**Directions:**
For this exercise, restate every line below word for word and drop the images.

**Information:**
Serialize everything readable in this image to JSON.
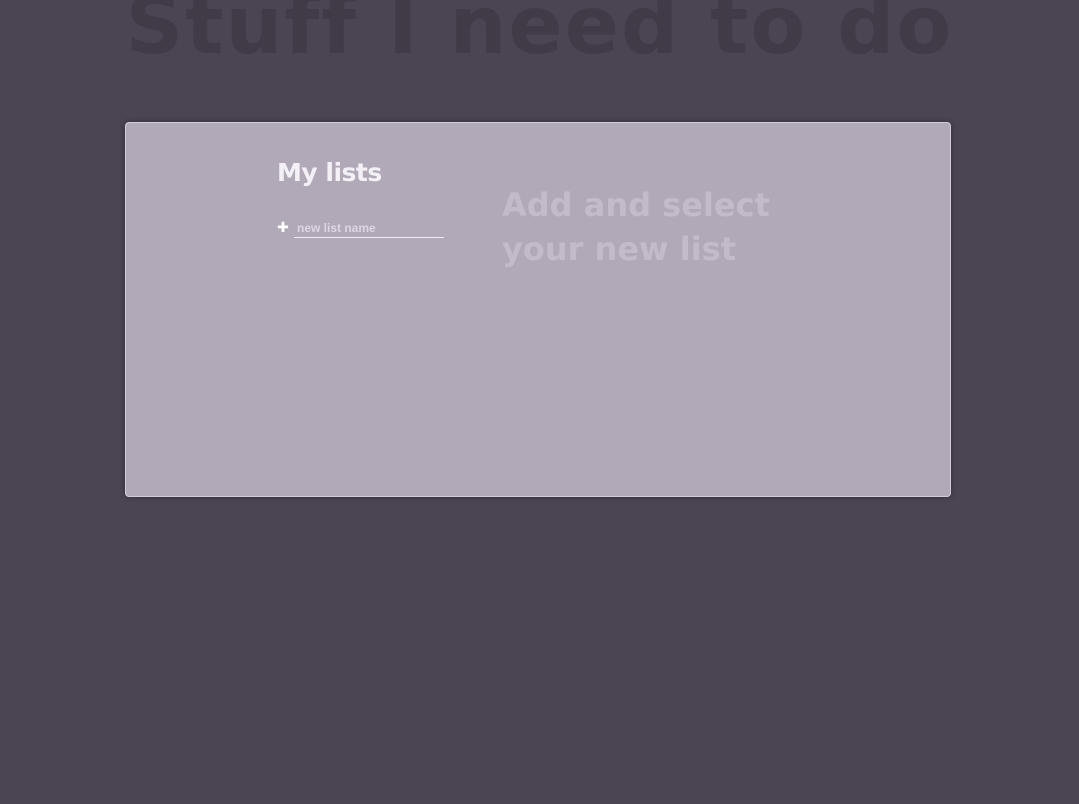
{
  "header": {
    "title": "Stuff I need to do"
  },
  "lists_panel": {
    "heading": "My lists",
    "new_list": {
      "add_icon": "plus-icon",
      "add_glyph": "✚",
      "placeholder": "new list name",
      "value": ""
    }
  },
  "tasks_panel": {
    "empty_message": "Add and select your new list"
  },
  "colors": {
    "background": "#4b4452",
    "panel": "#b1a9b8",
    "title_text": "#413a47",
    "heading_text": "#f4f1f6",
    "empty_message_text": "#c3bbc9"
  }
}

**Answer space:**
Serialize everything readable in this image to JSON.
{
  "header": {
    "title": "Stuff I need to do"
  },
  "lists_panel": {
    "heading": "My lists",
    "new_list": {
      "add_icon": "plus-icon",
      "add_glyph": "✚",
      "placeholder": "new list name",
      "value": ""
    }
  },
  "tasks_panel": {
    "empty_message": "Add and select your new list"
  },
  "colors": {
    "background": "#4b4452",
    "panel": "#b1a9b8",
    "title_text": "#413a47",
    "heading_text": "#f4f1f6",
    "empty_message_text": "#c3bbc9"
  }
}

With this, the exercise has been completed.